Acute otitis media should be treated with pain relief until it resolves or if the pain and symptoms are getting worse, antibiotics. Grommets are inserted for acute otitis media if one of the following criteria are satisfied:
- 3 episodes of acute otitis media in 6 months
- 4 episodes of acute otitis media in one year
Otitis media with effusion doesn’t necessarily require treatment when it is first diagnosed. If the otitis media with effusion is present for less than 3 months then treatment should be started in the form of a trial of nasal sprays. Grommets are inserted for otitis media with effusion if one of the following criteria are satisfied:
- Otitis media with effusion in both ears for 3 months
- Otitis media with effusion in one ear for 6 months
- Otitis media with effusion with speech delay
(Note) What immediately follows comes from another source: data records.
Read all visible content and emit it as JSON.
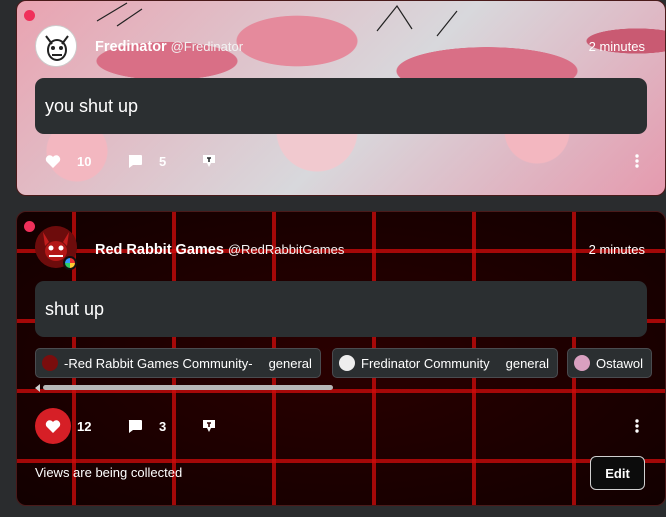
{
  "posts": [
    {
      "author": {
        "name": "Fredinator",
        "handle": "@Fredinator"
      },
      "time": "2 minutes",
      "message": "you shut up",
      "likes": "10",
      "comments": "5"
    },
    {
      "author": {
        "name": "Red Rabbit Games",
        "handle": "@RedRabbitGames"
      },
      "time": "2 minutes",
      "message": "shut up",
      "likes": "12",
      "comments": "3",
      "communities": [
        {
          "name": "-Red Rabbit Games Community-",
          "channel": "general"
        },
        {
          "name": "Fredinator Community",
          "channel": "general"
        },
        {
          "name": "Ostawol",
          "channel": ""
        }
      ],
      "views_text": "Views are being collected",
      "edit_label": "Edit"
    }
  ],
  "colors": {
    "like_active": "#d61f26",
    "online_dot": "#f0305a",
    "bubble_bg": "#2b2f31"
  }
}
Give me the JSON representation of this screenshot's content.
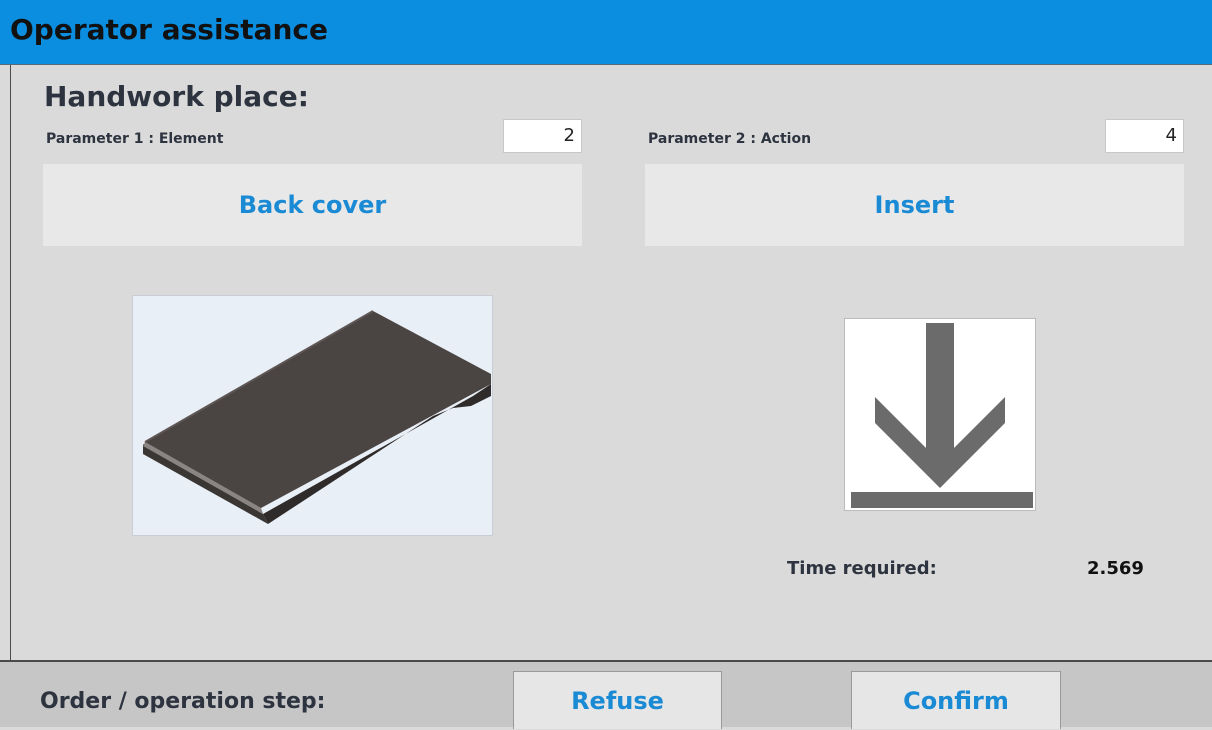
{
  "window": {
    "title": "Operator assistance"
  },
  "main": {
    "heading": "Handwork place:",
    "param1": {
      "label": "Parameter 1 : Element",
      "value": "2",
      "name": "Back cover"
    },
    "param2": {
      "label": "Parameter 2 : Action",
      "value": "4",
      "name": "Insert"
    },
    "icons": {
      "element": "back-cover-part-image",
      "action": "insert-down-arrow-icon"
    },
    "time": {
      "label": "Time required:",
      "value": "2.569"
    }
  },
  "footer": {
    "step_label": "Order / operation step:",
    "refuse_label": "Refuse",
    "confirm_label": "Confirm"
  },
  "colors": {
    "titlebar": "#0c8ee0",
    "accent_text": "#1a8ad4",
    "background": "#dadada"
  }
}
A grommet is a tube which is inserted into the tympanic membrane to allow air to get in through the grommet into the middle ear. Grommets are inserted under general anaesthetic. The procedure is safe to perform and is relatively quick. Grommets usually stay in the ear drum for between 6 months to 2 years. Grommets fall out by themselves and usually don’t leave a hole in the tympanic membrane. After the grommets have fallen out it is usually recommended that the patient has another hearing test.